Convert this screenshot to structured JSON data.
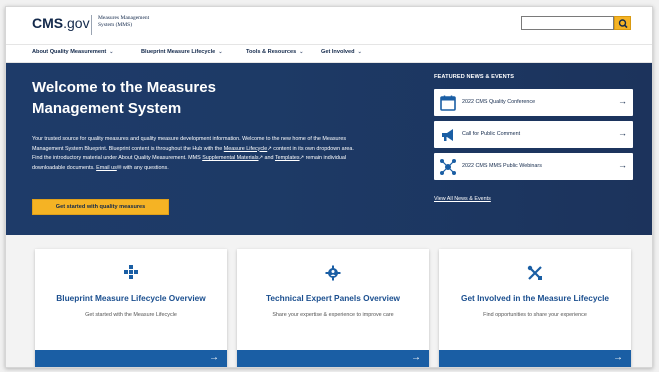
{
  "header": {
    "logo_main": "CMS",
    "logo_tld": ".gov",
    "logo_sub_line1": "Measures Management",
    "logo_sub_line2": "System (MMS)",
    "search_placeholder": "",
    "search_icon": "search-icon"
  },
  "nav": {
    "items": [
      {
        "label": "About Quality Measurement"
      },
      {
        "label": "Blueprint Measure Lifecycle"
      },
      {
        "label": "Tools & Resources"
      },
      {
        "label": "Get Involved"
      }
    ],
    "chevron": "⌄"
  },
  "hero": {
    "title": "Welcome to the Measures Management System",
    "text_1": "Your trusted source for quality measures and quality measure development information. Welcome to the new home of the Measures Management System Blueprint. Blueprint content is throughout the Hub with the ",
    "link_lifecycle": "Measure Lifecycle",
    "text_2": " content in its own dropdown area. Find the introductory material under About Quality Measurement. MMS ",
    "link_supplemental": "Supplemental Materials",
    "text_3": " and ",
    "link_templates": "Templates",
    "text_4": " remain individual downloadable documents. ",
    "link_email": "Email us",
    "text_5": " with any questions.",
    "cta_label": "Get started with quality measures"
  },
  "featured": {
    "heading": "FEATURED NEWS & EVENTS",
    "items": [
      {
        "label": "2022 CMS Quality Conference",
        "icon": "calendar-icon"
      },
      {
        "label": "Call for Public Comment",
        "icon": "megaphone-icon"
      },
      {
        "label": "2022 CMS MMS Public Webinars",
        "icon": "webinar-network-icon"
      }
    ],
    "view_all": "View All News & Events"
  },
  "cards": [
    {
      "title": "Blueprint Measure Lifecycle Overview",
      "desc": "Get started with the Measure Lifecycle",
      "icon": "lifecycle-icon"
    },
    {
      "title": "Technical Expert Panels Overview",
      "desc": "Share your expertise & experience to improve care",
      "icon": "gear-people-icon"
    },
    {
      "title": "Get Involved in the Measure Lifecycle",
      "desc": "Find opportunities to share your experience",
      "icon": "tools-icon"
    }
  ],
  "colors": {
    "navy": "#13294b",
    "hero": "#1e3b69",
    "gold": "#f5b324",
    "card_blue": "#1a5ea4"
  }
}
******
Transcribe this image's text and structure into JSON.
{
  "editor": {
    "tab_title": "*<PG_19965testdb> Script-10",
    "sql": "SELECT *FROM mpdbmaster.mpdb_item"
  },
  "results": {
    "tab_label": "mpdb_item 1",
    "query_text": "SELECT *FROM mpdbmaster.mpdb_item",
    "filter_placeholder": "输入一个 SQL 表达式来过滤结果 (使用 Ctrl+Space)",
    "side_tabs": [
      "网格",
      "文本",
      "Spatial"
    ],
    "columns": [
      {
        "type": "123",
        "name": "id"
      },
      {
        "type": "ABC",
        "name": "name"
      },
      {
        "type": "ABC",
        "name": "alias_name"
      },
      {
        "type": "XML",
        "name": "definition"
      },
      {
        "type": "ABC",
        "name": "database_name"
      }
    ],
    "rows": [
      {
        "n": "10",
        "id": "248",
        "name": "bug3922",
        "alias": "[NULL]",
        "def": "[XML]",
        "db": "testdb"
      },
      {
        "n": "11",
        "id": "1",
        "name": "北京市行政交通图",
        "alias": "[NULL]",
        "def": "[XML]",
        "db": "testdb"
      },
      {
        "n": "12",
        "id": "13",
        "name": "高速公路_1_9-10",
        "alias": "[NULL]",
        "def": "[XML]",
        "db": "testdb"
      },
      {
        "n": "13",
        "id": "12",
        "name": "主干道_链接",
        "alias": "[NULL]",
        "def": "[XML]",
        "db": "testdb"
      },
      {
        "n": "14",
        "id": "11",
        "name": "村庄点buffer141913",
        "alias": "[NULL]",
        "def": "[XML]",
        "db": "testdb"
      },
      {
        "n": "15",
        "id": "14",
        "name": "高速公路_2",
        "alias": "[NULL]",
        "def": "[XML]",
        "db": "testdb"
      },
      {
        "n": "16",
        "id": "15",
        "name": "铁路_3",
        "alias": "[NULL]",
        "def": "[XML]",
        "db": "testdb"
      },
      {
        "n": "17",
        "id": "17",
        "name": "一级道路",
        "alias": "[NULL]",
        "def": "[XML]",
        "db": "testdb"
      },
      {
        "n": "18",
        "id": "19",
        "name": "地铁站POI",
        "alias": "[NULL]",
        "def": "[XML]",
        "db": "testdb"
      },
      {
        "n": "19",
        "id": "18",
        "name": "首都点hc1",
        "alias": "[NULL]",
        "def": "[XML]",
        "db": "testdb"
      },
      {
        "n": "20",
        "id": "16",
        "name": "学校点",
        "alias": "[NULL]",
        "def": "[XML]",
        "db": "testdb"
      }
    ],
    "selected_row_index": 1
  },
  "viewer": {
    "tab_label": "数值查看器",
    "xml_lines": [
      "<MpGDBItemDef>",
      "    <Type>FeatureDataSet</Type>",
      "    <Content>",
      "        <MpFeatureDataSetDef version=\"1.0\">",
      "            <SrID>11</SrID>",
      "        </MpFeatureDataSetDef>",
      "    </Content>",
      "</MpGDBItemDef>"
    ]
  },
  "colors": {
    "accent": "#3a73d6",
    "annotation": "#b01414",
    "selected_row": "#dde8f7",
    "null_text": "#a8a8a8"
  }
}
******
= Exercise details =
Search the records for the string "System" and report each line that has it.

= Worked solution =
    "logo_sub_line2": "System (MMS)",
    "title": "Welcome to the Measures Management System",
    "text_1": "Your trusted source for quality measures and quality measure development information. Welcome to the new home of the Measures Management System Blueprint. Blueprint content is throughout the Hub with the ",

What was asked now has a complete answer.